‘Remembering Bill Neal’ -- again
Why, this week, would Chapel Hill be remembering Bill Neal, the noted chef and author who died in 1991?
One reason is that UNC-TV is re-airing on its UNC-MX cable channel a program featuring Moreton Neal, Bill Neal’s former wife and the author of a 2004 memoir, “Remembering Bill Neal: Favorite Recipes from a Life in Cooking.”
Another and more important reason is a responsibility to celebrate the people who made our town such a wonderful place to live.
R.W. Apple, writing in The New York Times about the year 1985 when “keen young cooks in cities all across the country were reviving and rejuvenating American regional cooking,” said, “In Chapel Hill, N.C., a cosmopolitan if out-of-the-way corner of the New South, Bill Neal, a self-taught, 34-year-old graduate of Duke University, was plowing the same furrow at a restaurant called Crook's Corner. He won regional renown for dishes like boned quail and shrimp with grits. He wrote a highly influential book called ‘Southern Cooking.’ Craig Claiborne of The New York Times came to visit and to praise -- a sure sign, in that era, that a chef had arrived.”
Twenty-two years after Neal’s death, Crook’s Corner is a living, breathing, smelling, tasting monument to the revolution in Southern food that he helped lead.
Apple quoted John Edge, food writer and director of the Southern Foodways Alliance, who said Neal was the “first Southerner who applied an academic rigor to cooking. We were not very proud, back then, of ourselves or our cuisine. He rekindled our respect for the cooking of our own forebears.”
“When Bill Neal died in 1991,” Moreton Neal wrote in the introduction to her book, “he was just hitting his stride as a food writer. The success of his first two cookbooks allowed him to retire from the grueling job of running a restaurant kitchen, and by 1988 he was devoting most of his time to writing. Bill's flair for the written word, his passion for history, and his genius for cooking and gardening promised so much more for his readers. His untimely death surely deprived us of many volumes.”

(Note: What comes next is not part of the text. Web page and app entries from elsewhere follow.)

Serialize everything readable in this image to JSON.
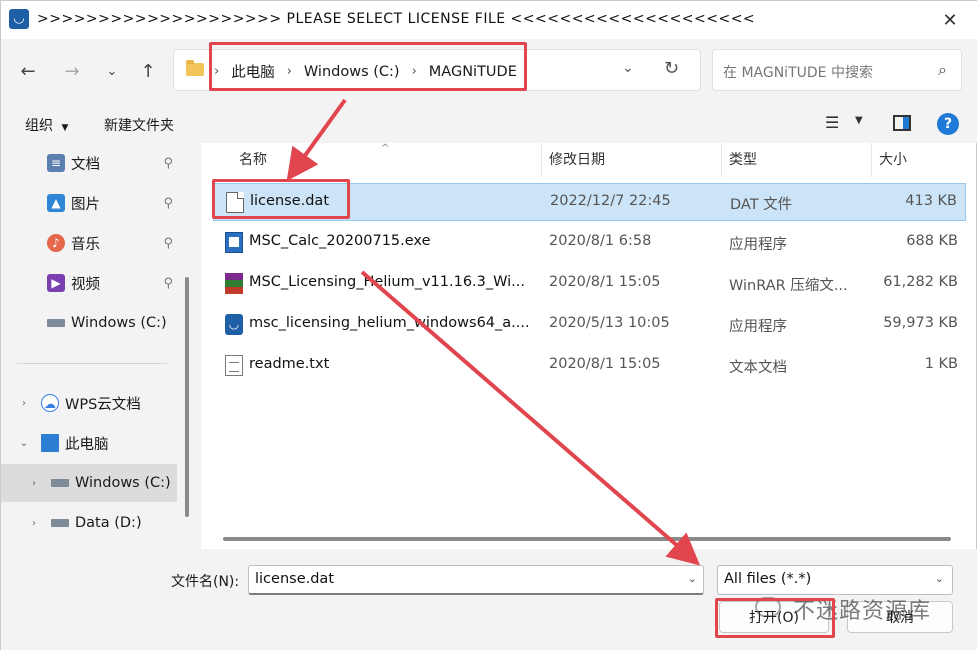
{
  "window": {
    "title": ">>>>>>>>>>>>>>>>>>>>  PLEASE SELECT LICENSE FILE  <<<<<<<<<<<<<<<<<<<<"
  },
  "nav": {
    "breadcrumbs": [
      "此电脑",
      "Windows (C:)",
      "MAGNiTUDE"
    ],
    "search_placeholder": "在 MAGNiTUDE 中搜索"
  },
  "commands": {
    "organize": "组织",
    "new_folder": "新建文件夹"
  },
  "sidebar": {
    "quick_access": [
      {
        "label": "文档",
        "icon": "document-icon",
        "color": "#5b7fb0"
      },
      {
        "label": "图片",
        "icon": "picture-icon",
        "color": "#2f86d6"
      },
      {
        "label": "音乐",
        "icon": "music-icon",
        "color": "#e5684b"
      },
      {
        "label": "视频",
        "icon": "video-icon",
        "color": "#7a3fb0"
      }
    ],
    "quick_drive": "Windows (C:)",
    "tree": [
      {
        "label": "WPS云文档",
        "icon": "cloud-icon"
      },
      {
        "label": "此电脑",
        "icon": "computer-icon"
      },
      {
        "label": "Windows (C:)",
        "icon": "drive-icon"
      },
      {
        "label": "Data (D:)",
        "icon": "drive-icon"
      }
    ]
  },
  "columns": {
    "name": "名称",
    "date": "修改日期",
    "type": "类型",
    "size": "大小"
  },
  "files": [
    {
      "name": "license.dat",
      "date": "2022/12/7 22:45",
      "type": "DAT 文件",
      "size": "413 KB",
      "icon": "file-icon"
    },
    {
      "name": "MSC_Calc_20200715.exe",
      "date": "2020/8/1 6:58",
      "type": "应用程序",
      "size": "688 KB",
      "icon": "exe-icon"
    },
    {
      "name": "MSC_Licensing_Helium_v11.16.3_Wi...",
      "date": "2020/8/1 15:05",
      "type": "WinRAR 压缩文...",
      "size": "61,282 KB",
      "icon": "archive-icon"
    },
    {
      "name": "msc_licensing_helium_windows64_a....",
      "date": "2020/5/13 10:05",
      "type": "应用程序",
      "size": "59,973 KB",
      "icon": "installer-icon"
    },
    {
      "name": "readme.txt",
      "date": "2020/8/1 15:05",
      "type": "文本文档",
      "size": "1 KB",
      "icon": "text-file-icon"
    }
  ],
  "bottom": {
    "filename_label": "文件名(N):",
    "filename_value": "license.dat",
    "filter_value": "All files (*.*)",
    "open_label": "打开(O)",
    "cancel_label": "取消"
  },
  "watermark": "不迷路资源库",
  "accent": "#e1464f"
}
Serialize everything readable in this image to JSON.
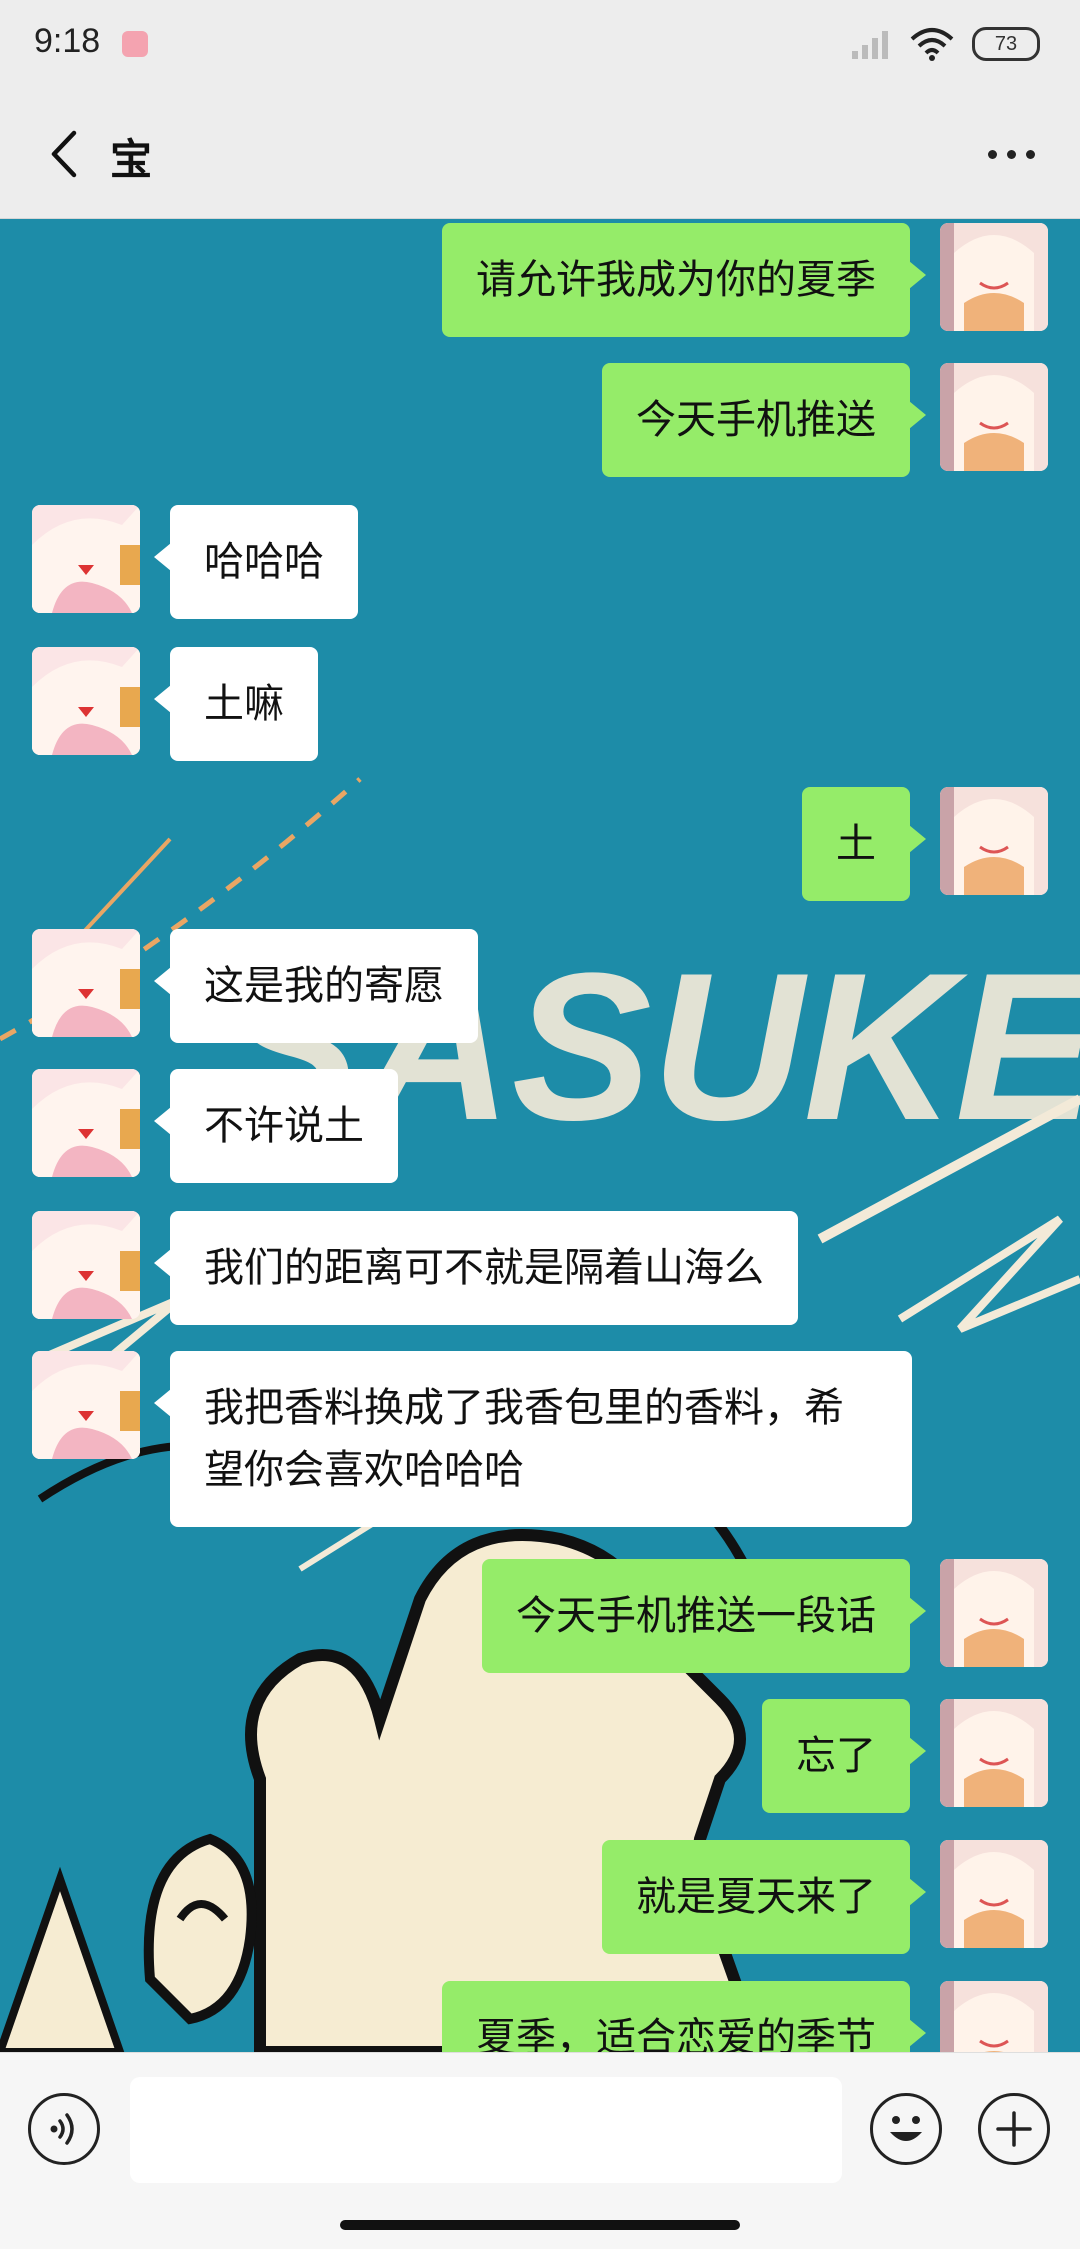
{
  "status_bar": {
    "time": "9:18",
    "battery": "73"
  },
  "header": {
    "title": "宝"
  },
  "messages": [
    {
      "from": "me",
      "text": "请允许我成为你的夏季"
    },
    {
      "from": "me",
      "text": "今天手机推送"
    },
    {
      "from": "them",
      "text": "哈哈哈"
    },
    {
      "from": "them",
      "text": "土嘛"
    },
    {
      "from": "me",
      "text": "土"
    },
    {
      "from": "them",
      "text": "这是我的寄愿"
    },
    {
      "from": "them",
      "text": "不许说土"
    },
    {
      "from": "them",
      "text": "我们的距离可不就是隔着山海么"
    },
    {
      "from": "them",
      "text": "我把香料换成了我香包里的香料，希望你会喜欢哈哈哈"
    },
    {
      "from": "me",
      "text": "今天手机推送一段话"
    },
    {
      "from": "me",
      "text": "忘了"
    },
    {
      "from": "me",
      "text": "就是夏天来了"
    },
    {
      "from": "me",
      "text": "夏季，适合恋爱的季节"
    }
  ],
  "background_art_text": "SASUKE",
  "colors": {
    "my_bubble": "#95ec69",
    "their_bubble": "#ffffff",
    "chat_bg": "#1d8ca8"
  }
}
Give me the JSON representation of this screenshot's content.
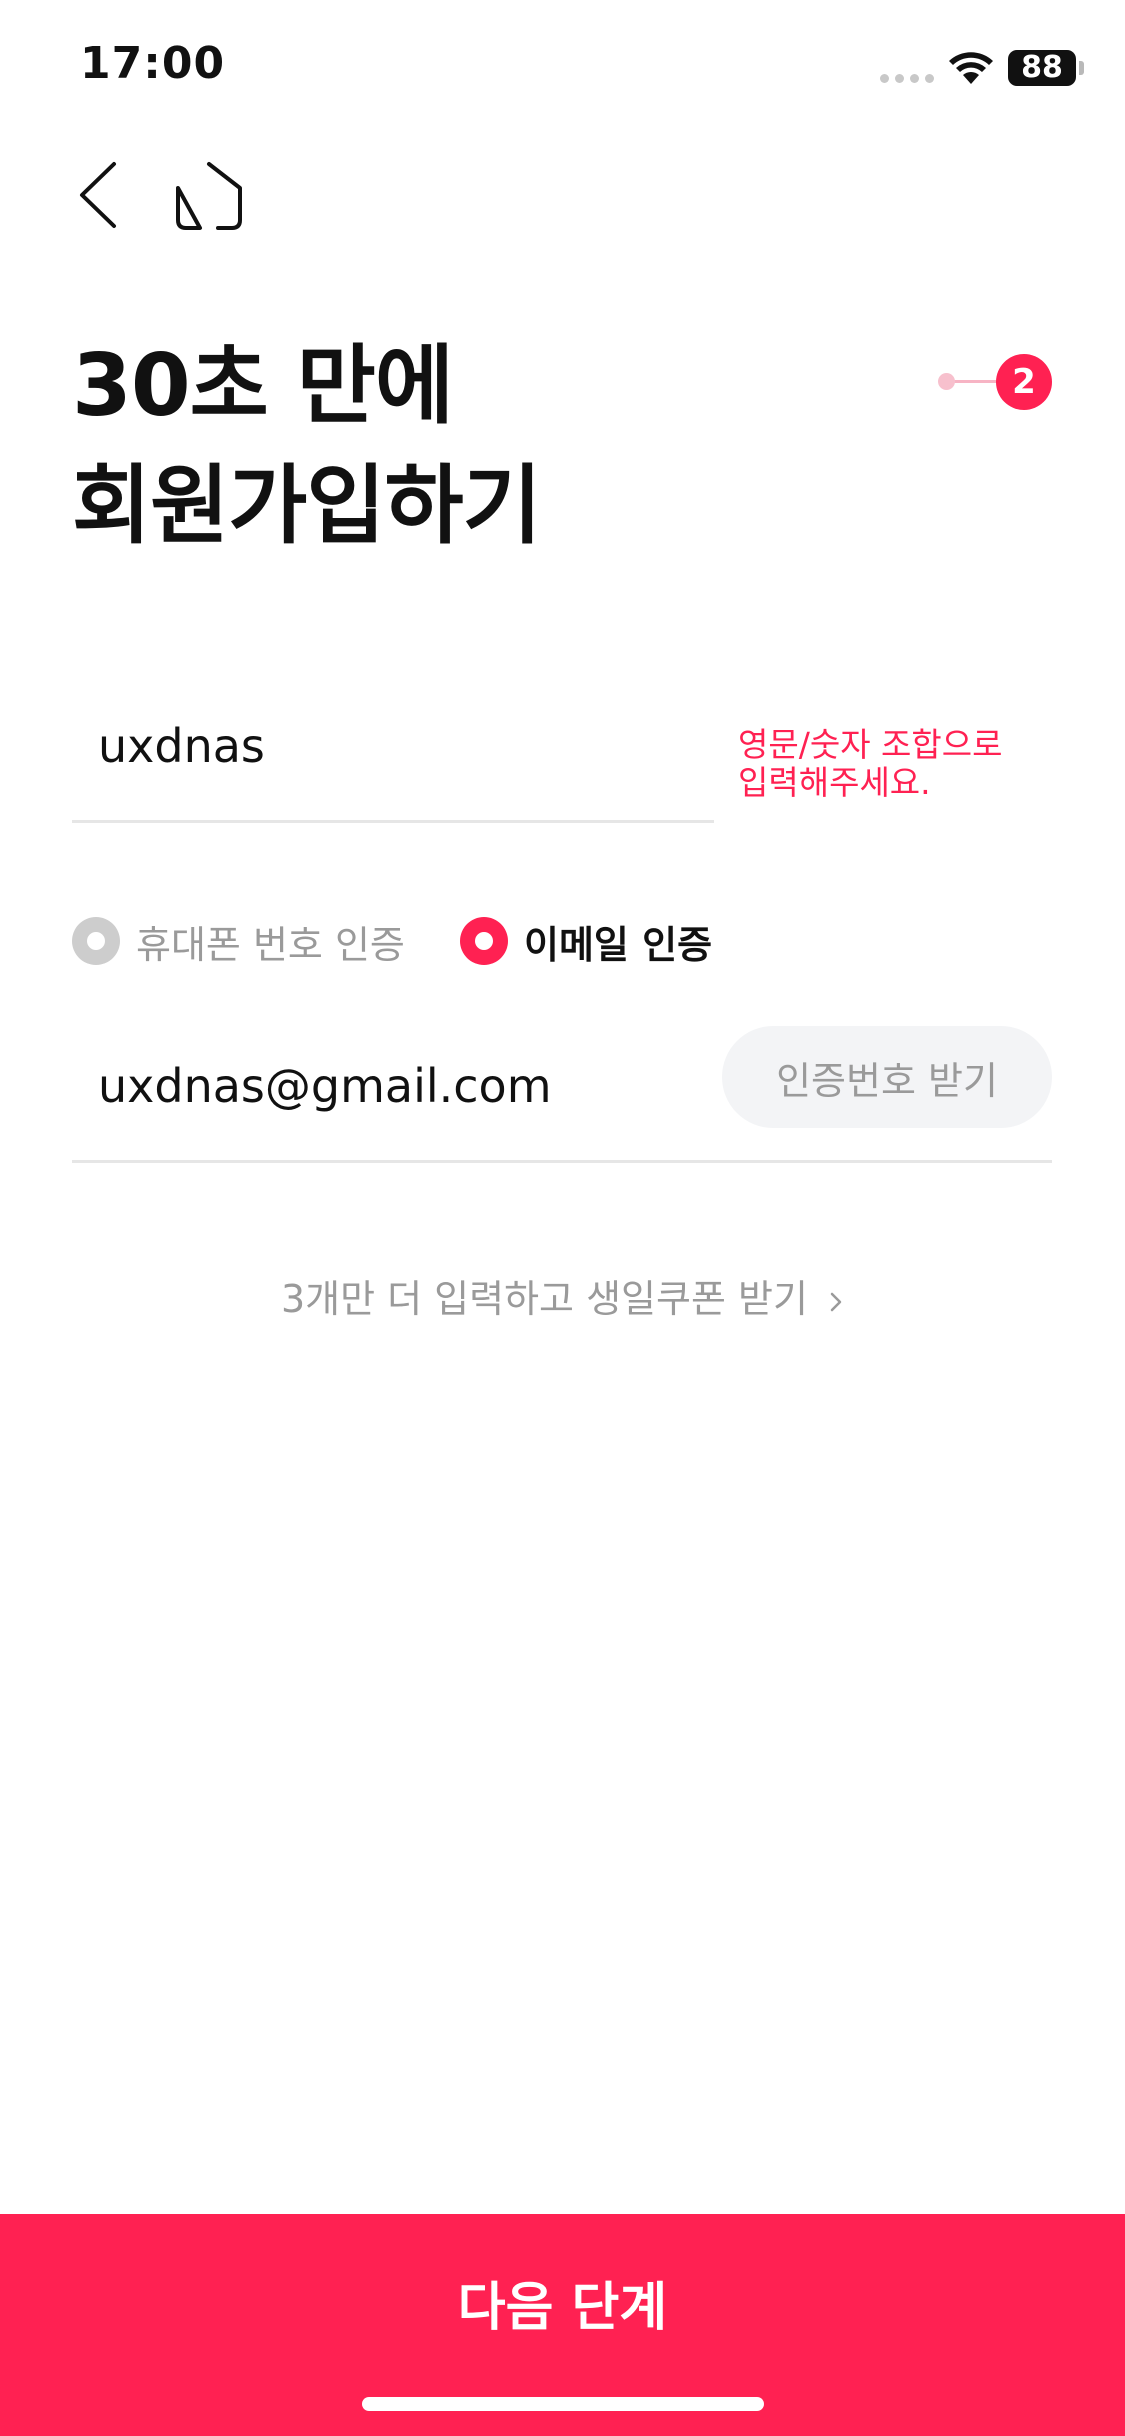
{
  "status_bar": {
    "time": "17:00",
    "battery": "88"
  },
  "nav": {
    "back_icon": "chevron-left-icon",
    "home_icon": "home-icon"
  },
  "title": "30초 만에\n회원가입하기",
  "step": {
    "current": "2"
  },
  "id_field": {
    "value": "uxdnas",
    "hint": "영문/숫자 조합으로\n입력해주세요."
  },
  "verification": {
    "phone_label": "휴대폰 번호 인증",
    "email_label": "이메일 인증",
    "selected": "email"
  },
  "email_field": {
    "value": "uxdnas@gmail.com",
    "button_label": "인증번호 받기"
  },
  "coupon_link": "3개만 더 입력하고 생일쿠폰 받기",
  "next_button": "다음 단계",
  "colors": {
    "accent": "#ff2152",
    "muted_text": "#9a9a9a",
    "divider": "#e6e6e6",
    "button_bg": "#f3f4f6"
  }
}
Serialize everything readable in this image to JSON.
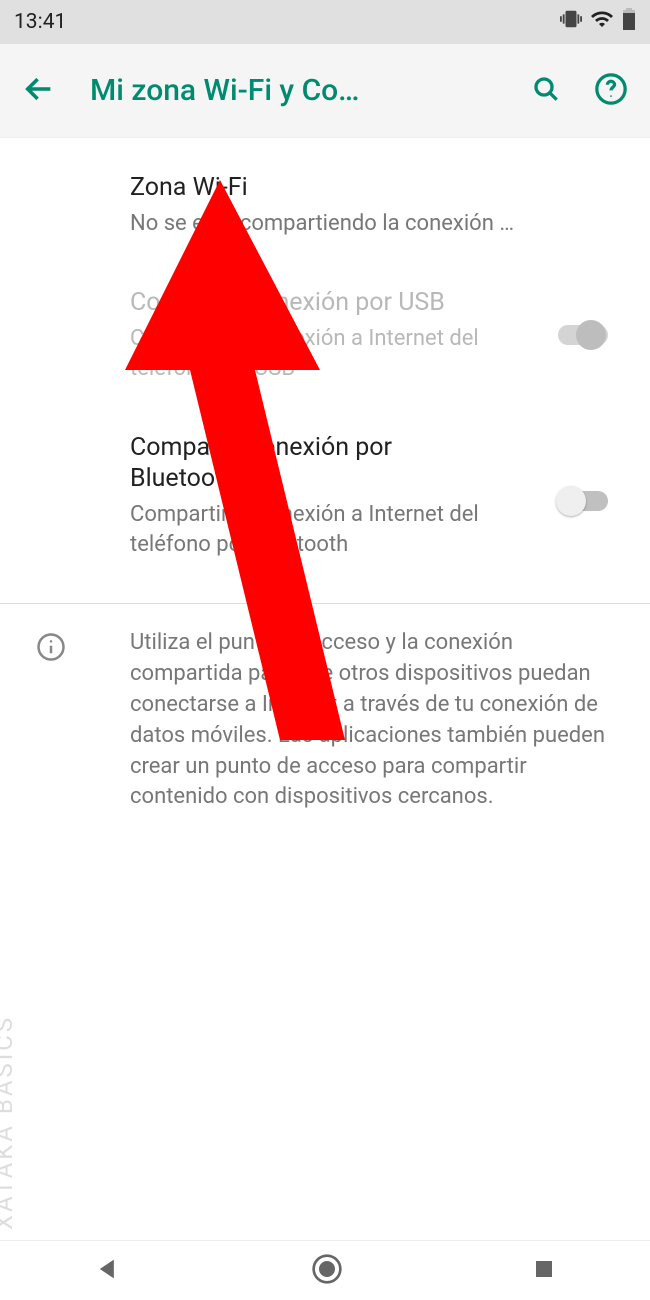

Moreton Neal’s book is both a memoir and a collection of recipes from their time at their La Residence restaurant, his time at Crook’s Corner, and their family’s favorite dishes cooked at home. She says, “Because this book is meant to be a ‘best of Bill’ collection, I have included hoppin' John, shrimp and grits, chocolate chess pie, and many more classics from ‘Bill Neal's Southern Cooking,” ‘Biscuits, Spoonbread,’ and ‘Sweet Potato Pie, and Good Old Grits.’”
Just reading that list of dishes and titles of Bill Neal’s books will make our mouths water, prompt us to say thank you to Bill Neal and Moreton Neal for enriching our lives, and remind us to find a television set connected to cable channel #172 (or #4.4) Wednesday at 11:30 a.m. to watch Moreton Neal talk about “Remembering Bill Neal.”
D.G. Martin hosts “North Carolina Bookwatch,” which airs Sundays at noon and Thursdays at 5 p.m. on UNC-TV. For more information or to view prior programs visit the webpage at www.unctv.org/ncbookwatch.